How to be More Environmentally Friendly Online
There’s no doubt that the internet has had a hugely beneficial impact on the world. The ability to connect with people across the globe in a matter of seconds has revolutionised the way we communicate, shop, work, and gain information.
But as good as the internet has been, there’s no doubt that it’s had a negative environmental impact. Every time you do something online, you are using energy. This isn’t just energy from your phone/laptop and router, it’s also from internet servers where your information is stored, and the process of sending this information across the world to your device.
Now, we don’t expect people to stop using the internet completely. However, there are a few things you can do that can help to reduce your impact. Here are our top tips on how to be more environmentally friendly online.
Do you really need to use the internet?

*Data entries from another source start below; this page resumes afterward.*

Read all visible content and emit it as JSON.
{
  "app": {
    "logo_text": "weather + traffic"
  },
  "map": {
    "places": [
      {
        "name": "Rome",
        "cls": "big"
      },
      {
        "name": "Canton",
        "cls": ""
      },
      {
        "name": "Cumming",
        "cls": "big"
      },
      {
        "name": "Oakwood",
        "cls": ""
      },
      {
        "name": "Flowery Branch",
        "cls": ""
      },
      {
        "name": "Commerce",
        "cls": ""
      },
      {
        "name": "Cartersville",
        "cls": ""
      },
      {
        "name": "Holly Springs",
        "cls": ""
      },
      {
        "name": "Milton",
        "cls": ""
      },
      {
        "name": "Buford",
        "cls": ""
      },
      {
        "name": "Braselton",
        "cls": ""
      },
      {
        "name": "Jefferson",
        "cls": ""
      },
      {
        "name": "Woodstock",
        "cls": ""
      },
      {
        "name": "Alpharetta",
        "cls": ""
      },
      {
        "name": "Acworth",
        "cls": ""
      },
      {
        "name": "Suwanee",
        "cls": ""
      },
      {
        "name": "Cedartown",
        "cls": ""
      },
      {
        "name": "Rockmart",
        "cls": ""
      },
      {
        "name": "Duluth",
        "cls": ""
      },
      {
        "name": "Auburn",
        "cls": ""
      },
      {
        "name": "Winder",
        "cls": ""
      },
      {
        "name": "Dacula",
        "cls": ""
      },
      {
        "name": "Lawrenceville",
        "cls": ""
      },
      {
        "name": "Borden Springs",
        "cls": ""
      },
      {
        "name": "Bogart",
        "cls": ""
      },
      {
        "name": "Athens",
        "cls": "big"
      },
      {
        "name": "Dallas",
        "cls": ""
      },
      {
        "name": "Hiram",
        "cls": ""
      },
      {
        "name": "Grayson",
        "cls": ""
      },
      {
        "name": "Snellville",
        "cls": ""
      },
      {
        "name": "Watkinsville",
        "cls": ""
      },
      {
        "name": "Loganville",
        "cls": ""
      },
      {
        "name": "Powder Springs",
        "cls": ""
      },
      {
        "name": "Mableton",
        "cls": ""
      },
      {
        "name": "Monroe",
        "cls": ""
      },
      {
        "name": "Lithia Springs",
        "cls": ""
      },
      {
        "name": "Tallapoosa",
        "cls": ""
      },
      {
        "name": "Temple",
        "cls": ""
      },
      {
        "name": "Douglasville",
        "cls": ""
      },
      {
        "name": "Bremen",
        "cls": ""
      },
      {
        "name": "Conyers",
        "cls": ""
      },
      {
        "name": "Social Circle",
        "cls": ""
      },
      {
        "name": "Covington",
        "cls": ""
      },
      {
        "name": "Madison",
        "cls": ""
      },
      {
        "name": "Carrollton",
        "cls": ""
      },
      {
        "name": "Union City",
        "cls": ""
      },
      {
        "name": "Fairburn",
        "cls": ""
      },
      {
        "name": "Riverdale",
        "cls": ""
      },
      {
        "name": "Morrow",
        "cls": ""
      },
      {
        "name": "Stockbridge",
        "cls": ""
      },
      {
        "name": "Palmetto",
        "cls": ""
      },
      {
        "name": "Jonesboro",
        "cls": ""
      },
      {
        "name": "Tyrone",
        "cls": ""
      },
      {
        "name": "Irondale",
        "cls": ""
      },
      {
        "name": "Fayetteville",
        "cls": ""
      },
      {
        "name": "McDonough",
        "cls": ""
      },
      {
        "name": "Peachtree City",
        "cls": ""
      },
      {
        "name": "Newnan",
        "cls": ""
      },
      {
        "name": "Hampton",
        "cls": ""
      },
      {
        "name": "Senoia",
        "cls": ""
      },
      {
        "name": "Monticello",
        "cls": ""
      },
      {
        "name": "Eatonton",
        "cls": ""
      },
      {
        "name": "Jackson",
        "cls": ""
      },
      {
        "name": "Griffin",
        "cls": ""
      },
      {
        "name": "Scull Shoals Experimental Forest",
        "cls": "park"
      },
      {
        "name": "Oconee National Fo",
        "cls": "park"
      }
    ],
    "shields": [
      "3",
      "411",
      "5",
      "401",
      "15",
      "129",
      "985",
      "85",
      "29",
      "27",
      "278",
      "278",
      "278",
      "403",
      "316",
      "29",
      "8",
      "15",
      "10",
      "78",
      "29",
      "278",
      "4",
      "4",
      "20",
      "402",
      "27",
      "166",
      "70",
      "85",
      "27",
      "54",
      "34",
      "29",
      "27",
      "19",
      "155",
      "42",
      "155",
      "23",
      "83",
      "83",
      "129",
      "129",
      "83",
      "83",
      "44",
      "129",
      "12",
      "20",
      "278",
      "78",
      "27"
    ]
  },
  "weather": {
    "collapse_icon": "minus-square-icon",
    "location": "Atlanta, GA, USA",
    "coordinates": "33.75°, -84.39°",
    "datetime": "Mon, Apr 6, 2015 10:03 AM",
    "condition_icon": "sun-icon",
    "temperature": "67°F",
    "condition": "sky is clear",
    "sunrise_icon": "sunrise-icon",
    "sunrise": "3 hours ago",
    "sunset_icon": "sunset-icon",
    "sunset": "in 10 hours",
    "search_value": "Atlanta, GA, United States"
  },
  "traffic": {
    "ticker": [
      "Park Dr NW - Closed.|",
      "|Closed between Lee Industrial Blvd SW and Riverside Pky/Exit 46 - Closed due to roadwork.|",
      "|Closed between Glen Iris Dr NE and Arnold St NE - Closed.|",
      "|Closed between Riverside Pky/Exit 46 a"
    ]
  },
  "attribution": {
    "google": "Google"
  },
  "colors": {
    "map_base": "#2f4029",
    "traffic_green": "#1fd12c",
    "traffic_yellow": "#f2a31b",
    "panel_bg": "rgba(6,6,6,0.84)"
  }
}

We’ve become so accustomed to relying on the internet that we often use it when it’s not necessary. Ever find yourself checking bus timetables or cooking recipes when you already have the answer at home in a leaflet or book?
Before opening your browser or app, stop to think if there’s another way you can retrieve the information you’re looking for without going online.
Reduce the amount of data you use
When you do go online, you can try to limit how much data you use. There are a variety of ways you can do this:
- Lower video resolution where possible: Although 4K videos look better on big TVs and screens, it’s not really necessary to have this huge resolution on mobile devices. Standard 1080p should be more than enough.
- Delete old information from the cloud: Storing files, photos and other documents in the cloud can be very useful. But it uses energy to keep these files accessible at all times. Therefore, consider what’s really important to keep and remove anything extra. You can also apply this to old emails too – especially those with large attachments.
- Go directly to websites: Millions of people around the world search Google for “Amazon” every month. Collectively, this uses up a lot of energy – and most of it could be avoided if users typed the full URL instead. So if you know the website you want to visit, avoid searching for it and go directly there.
Choose more environmentally-friendly search engines
Of course, there are plenty of times when you don’t know what website you want to go to. For example, if you’re looking for a general answer to something. In that case, you will need to use a search engine.
But instead of using the more traditional options, there are some that have been built to be more environmentally friendly or beneficial. A few examples include:
- Ecosia: Uses profits to plant trees around the world.
- Ekoru: Uses profits to remove plastic and reforest oceans.
- OceanHero: Uses profits to help prevent plastics from entering oceans.
Reconsider online shopping habits
Bulk buying and frequently returning items creates waste and uses energy. So try to only order things you think you will want to keep. Of course, send something back if you don’t want it – but try to make this the exception instead of the rule.
You can also consider bulk delivery if you have a variety of items. This may help to reduce packaging (if everything can be placed together) and should help to reduce the number of delivery trips to your door.
Use websites that are built to reduce their impact
It’s possible for people to build more environmentally friendly websites. For example, compressed images, dark themes, and reduced animations can all help to reduce how much energy is required to load a page.
Some sites go even further. For example, Casino Professor is a CO2-neutral website. They use a company to calculate their entire carbon footprint (including visits from users) and offset it via a range of methods.
You can usually find more information about a website’s environmental policy on their About Us page. If they don’t mention anything then they probably aren’t thinking about it.
Keep your browsing devices for as long as possible
Internet-enabled devices have already negatively impacted the environment during the manufacturing stage. That’s because computers, phones, and tablets require rare materials to work. So try to keep hold of your device for as long as possible to reduce its environmental impact.
But eventually, there will come a time when you need to find a replacement. Whatever you do, do not throw old internet browsing devices in the bin. This can have severe consequences if it gets to a landfill. Instead, hand it over to a local electronics recycling shop or centre. They will then recover as much of the rare materials as possible to be reused in future devices.
And instead of buying the latest releases, consider buying a refurbished device instead. This way, you’ll share the environmental burden from the manufacturing process – instead of creating a new one. If you have to buy a new device, look at more environmentally conscious brands like Fairphone.